## Problem to solve:
Look through the listing underneath for "売上一覧表", and copy every line that has it.
======== Records for this task ========
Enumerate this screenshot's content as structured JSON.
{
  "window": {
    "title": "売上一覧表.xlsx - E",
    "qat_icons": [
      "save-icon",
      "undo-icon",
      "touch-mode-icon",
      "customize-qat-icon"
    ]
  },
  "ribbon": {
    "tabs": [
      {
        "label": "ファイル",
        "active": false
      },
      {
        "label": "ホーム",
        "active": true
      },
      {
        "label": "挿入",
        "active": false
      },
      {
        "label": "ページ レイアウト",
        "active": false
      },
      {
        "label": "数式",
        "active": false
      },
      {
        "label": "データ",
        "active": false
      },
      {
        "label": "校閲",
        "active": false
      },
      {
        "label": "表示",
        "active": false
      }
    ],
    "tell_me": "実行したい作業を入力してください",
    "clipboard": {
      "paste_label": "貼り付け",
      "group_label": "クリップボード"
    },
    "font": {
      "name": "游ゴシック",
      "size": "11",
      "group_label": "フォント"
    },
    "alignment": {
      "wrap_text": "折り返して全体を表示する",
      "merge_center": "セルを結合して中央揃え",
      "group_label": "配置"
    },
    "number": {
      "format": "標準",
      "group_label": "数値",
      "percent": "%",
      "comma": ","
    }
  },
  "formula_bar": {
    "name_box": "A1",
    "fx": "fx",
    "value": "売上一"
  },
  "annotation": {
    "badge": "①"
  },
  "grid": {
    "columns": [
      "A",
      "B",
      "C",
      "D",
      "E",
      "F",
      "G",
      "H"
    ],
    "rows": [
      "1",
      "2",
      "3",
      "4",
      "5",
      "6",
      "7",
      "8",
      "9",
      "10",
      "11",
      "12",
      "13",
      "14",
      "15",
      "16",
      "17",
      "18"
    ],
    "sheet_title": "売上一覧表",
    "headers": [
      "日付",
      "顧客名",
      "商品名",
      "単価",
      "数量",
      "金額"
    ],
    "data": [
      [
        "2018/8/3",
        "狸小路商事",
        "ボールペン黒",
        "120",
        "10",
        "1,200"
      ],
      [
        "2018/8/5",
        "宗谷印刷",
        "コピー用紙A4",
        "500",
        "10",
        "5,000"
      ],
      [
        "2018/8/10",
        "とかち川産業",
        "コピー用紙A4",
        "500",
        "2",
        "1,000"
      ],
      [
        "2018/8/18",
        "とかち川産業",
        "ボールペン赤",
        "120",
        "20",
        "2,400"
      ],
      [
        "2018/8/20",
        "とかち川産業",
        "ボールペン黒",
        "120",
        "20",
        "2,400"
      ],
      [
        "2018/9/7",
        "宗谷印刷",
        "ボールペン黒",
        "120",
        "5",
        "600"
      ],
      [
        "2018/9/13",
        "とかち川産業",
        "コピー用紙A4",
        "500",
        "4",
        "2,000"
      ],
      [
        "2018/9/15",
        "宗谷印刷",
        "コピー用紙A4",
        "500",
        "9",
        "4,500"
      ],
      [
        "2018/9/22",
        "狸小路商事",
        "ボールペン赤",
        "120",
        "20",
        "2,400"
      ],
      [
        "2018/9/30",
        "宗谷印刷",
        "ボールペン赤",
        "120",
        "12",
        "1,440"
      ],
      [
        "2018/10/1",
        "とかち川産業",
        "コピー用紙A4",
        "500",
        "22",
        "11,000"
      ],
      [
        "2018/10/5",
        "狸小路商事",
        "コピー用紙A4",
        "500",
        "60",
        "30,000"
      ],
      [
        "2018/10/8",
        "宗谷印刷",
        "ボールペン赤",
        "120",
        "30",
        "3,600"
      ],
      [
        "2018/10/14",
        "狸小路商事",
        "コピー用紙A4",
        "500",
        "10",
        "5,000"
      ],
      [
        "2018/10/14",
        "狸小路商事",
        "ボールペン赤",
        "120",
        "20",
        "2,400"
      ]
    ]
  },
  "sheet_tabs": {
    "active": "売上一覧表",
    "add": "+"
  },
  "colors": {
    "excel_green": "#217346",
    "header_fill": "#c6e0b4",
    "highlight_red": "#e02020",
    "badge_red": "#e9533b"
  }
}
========
## Solved problem:
    "title": "売上一覧表.xlsx - E",
    "sheet_title": "売上一覧表",
    "active": "売上一覧表",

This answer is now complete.